The task:
How many lines in the records below contain the word "Wiedervorlage"? Answer with the number alone.

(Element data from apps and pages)
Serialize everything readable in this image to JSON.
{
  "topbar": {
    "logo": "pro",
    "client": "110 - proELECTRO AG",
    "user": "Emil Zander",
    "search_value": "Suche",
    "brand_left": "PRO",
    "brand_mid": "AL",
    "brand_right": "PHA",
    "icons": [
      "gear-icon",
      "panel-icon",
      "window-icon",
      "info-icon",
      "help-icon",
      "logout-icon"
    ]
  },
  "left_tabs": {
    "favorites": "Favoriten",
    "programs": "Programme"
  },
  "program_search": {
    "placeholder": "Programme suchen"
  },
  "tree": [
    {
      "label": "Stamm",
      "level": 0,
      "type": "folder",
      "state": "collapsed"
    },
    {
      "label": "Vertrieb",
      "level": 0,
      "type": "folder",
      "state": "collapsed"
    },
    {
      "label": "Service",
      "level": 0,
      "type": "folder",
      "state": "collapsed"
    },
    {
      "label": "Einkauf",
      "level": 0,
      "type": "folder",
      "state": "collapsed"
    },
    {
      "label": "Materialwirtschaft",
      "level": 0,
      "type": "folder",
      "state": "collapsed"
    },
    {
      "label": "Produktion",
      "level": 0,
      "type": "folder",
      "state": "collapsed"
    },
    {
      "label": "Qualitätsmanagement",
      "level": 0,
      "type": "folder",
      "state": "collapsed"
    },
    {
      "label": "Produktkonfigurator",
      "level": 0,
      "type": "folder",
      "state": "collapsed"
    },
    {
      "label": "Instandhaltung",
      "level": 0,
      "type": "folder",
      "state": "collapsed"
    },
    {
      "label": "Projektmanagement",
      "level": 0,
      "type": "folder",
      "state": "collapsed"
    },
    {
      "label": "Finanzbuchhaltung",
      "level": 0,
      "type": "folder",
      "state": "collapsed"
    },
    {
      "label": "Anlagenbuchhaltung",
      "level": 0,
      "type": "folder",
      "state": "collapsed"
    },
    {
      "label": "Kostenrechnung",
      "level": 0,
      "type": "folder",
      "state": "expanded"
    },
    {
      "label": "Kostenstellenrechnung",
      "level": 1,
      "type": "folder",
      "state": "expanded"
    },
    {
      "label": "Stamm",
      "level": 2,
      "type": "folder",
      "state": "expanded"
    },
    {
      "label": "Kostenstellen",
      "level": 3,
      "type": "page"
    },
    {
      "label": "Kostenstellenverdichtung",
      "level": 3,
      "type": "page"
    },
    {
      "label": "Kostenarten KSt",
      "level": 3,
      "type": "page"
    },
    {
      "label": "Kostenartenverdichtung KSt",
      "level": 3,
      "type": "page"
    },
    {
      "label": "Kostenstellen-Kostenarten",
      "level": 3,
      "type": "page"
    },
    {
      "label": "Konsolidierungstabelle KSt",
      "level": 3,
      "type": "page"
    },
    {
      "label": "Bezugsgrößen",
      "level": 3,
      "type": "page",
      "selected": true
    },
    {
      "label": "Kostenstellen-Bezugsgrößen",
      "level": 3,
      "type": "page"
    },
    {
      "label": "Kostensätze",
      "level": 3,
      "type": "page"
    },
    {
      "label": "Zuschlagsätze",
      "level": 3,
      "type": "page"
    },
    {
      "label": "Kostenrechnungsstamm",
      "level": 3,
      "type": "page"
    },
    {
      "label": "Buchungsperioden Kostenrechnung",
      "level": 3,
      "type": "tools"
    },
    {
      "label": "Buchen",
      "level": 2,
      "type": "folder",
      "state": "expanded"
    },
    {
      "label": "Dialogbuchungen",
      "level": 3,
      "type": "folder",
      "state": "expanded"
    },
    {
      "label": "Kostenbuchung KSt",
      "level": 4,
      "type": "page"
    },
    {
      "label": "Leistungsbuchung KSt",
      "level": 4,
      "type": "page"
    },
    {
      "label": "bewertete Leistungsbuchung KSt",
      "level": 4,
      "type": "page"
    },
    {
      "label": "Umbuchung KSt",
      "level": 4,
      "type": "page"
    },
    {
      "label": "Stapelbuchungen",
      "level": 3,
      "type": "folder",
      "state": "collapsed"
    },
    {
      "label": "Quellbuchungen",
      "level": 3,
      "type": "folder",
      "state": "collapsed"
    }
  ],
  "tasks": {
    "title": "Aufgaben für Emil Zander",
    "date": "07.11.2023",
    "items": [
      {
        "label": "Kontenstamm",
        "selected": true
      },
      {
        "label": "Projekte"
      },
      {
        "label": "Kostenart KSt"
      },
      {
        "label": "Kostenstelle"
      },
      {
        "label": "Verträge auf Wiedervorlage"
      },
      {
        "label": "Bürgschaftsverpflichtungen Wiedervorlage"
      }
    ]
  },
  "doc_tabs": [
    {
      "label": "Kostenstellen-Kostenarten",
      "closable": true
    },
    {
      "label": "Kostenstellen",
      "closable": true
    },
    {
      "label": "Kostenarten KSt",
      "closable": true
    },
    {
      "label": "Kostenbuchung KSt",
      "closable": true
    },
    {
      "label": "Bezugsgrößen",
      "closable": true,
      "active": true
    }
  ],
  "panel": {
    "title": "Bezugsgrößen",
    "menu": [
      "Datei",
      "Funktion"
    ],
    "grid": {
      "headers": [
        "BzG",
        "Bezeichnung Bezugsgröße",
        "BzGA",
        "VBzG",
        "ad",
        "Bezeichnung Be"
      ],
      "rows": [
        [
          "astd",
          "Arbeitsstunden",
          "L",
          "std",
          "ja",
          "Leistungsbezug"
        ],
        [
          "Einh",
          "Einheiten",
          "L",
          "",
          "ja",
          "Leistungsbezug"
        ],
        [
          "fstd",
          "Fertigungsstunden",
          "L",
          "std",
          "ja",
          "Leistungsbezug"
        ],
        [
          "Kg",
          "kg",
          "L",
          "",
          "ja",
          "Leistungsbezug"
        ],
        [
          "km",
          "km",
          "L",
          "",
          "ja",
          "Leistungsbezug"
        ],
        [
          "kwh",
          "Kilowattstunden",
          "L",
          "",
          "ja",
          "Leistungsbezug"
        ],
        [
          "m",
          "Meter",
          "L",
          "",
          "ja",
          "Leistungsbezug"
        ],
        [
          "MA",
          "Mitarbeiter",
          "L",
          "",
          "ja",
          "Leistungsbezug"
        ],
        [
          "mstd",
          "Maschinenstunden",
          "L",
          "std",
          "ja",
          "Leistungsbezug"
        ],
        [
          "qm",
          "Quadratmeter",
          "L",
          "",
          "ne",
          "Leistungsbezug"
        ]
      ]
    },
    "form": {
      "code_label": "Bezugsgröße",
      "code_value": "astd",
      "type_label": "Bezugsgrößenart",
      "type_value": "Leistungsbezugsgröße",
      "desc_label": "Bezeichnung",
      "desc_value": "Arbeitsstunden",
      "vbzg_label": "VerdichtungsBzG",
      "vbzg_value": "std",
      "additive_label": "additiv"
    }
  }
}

Answer to this exercise:
2